Sunday, June 28, 2009

In Between Talking About The Football by Gordon Legge (Polygon 1991)


The old guy and the Rangers supporters are quizzing each other now. They start by exchanging old football jokes. Who was the only man to score past Pat Jennings with bare feet? Tony the Tiger in the Frosties ad. Name all the teams with x's in them? Choo! Choo! They rhyme off the classic sides: Real Madrid at Hampden, Brazil in '70, Leeds United at Hampden, Aberdeen in the Cup Winners' Cup final; Manchester United in '68. The pub supplies questions and debates the answers. Who was the 'keeper when Willie Donachie scored his own goal? Jim Blyth. What was the highest attendance at Cliftonhill? 27,000. How old was Arthur Graham in the 1970 Cup Final? Seventeen. Who was the only English team ever to field a side made up entirely of Scots? Accrington Stanley. Who was the only second division team ever to win the Cup? East Fife. They go on and on. Everybody's got their own special question to ask. Jim asks how many goals Falkirk scored in season 35/36. The old guy says '132'. The Rangers supporter says it was the third highest total ever. The old guy says Raith Rovers had the highest and the Rangers supporter agrees. The guy who used to hang about with the nutters asks what season Bo'ness United were in the first division. 'Season 27/28,' says the Rangers supporter. With a glint in his eye the old guy agrees and says they were relegated. This is serious. It's like High Noon without the shitty bits. The bell signals last orders but it's more like the command to come out fighting. The old guy and the Rangers supporter quiz each other about the other's team. Names fly like bullets in Beirut: Bertie Peacock, Willie Woodburn, Pat McCluskey, Iain MacDonald, Ally Dawson, Willie McStay. From where did they come and where did they go? They move from the past to the present and back again. They're naming the Cup Final sides easier than they could list their grandchildren. Games they, and tens of thousands of others, were at. They talk about matches that are twenty years old as if they took place last week. The old guy says, 'Name the side, the classic side, that lifted the Cup in '63?' Without thinking, the Rangers supporter rhymes off the classic side: 'Ritchie, Shearer, Provan, Greig, McKinnon,Baxter, Henderson, McLean, Millar, Wilson.' The old guy hollers with delight and does a jig of joy. He says, 'Fucking diddy you are, there was a replay and . . .' The Rangers supporter screams 'BASTARD!' at the top of his voice while the old guy goes on to remind him of how Ian McMillan replaced George McLean in the replay. The Rangers supporter says, At least we won. 3-0. Destroyed you. You lot left at half-time, you were that disgusted.' The old guy concedes that that was a good Rangers side but says the reason Celtic lost was cause they bottled out of playing Jimmy Johnstone in the replay. He goes on to say Rangers were always jammy in replays and blames the referees. The old guy won't shut up. He starts listing the Rangers sides involved in replays. He looks a bit demented and were it any other subject he would be more than whisked away in a white jacket. There's nothing nobody can tell him about football. The Rangers supporter threatens to empty the ice-bucket over the old guy's head if he doesn't shut up. This has the desired effect and they shake hands and agree they're both pretty smart. The Rangers supporter vows he'll one day get his revenge.
From the short story 'Baby on a String'.

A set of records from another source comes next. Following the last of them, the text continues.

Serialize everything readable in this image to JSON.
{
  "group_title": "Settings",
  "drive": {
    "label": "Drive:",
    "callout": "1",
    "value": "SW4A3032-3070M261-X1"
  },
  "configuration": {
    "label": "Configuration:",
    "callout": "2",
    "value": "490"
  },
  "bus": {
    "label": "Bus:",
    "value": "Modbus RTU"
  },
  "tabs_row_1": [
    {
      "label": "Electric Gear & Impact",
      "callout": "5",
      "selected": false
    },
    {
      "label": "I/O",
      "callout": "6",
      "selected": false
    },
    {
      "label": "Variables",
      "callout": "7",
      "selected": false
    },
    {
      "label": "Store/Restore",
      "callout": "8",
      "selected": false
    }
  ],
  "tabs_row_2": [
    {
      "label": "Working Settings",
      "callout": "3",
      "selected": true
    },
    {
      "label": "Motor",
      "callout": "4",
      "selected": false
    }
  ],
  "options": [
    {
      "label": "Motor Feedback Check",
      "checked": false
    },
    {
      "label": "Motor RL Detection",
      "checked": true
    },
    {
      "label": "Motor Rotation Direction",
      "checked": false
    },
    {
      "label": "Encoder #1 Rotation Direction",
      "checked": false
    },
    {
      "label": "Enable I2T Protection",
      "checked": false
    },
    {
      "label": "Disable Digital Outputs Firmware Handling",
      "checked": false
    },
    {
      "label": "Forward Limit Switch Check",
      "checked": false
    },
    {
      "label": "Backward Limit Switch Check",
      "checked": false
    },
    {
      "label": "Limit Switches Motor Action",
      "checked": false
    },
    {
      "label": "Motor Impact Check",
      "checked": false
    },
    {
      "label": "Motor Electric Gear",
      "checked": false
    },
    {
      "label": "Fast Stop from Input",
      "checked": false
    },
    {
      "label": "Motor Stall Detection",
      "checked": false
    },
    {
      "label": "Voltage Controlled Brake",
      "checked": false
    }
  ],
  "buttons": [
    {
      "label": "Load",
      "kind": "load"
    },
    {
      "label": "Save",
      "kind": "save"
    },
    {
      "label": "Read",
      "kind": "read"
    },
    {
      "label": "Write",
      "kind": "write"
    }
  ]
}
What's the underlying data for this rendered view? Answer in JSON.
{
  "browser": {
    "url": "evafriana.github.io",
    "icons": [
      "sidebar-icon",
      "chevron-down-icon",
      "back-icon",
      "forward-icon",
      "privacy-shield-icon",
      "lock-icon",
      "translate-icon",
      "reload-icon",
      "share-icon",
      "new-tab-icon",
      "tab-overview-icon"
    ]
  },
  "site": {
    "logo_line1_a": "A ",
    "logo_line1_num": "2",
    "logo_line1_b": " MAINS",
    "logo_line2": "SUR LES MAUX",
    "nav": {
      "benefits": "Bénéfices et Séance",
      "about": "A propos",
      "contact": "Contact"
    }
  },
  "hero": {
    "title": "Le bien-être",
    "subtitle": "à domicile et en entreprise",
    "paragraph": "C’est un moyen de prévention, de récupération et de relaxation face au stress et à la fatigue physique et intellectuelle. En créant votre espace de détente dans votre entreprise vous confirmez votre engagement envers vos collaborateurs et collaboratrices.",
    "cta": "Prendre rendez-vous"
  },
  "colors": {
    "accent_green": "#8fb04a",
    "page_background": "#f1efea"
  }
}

3 comments:

Kevin Williamson said...

Just used the very same headline this morning! Is there some kinda Gordon Legge viral wave in the air? Or is this just a typical summer of a year that ends in an odd number?

Darren said...

At any one point in my adult life of the last 15 years of my life, I've always been only three days away from picking up a Gordon Legge book for the umpteenth time.

If there was ever was to be a Gordon Legge viral wave in the air, on the ground or via cyberspace - and why shouldn't there be, he's an undiscovered gem - it will have my greasy fingerprints all over it.

Kevin Williamson said...

I approached the National Library of Scotland a couple of months ago to see about holding a Gordon Legge Tribute Night there to mark the 20th anniversary of his first novel, The Shoe. They were up for it.

When we asked Gordon about it he said "I thought about it but decided against it."

Gordon must be one of the few writers on this planet who would walk away from a tribute evening! Kinda makes me like him even more.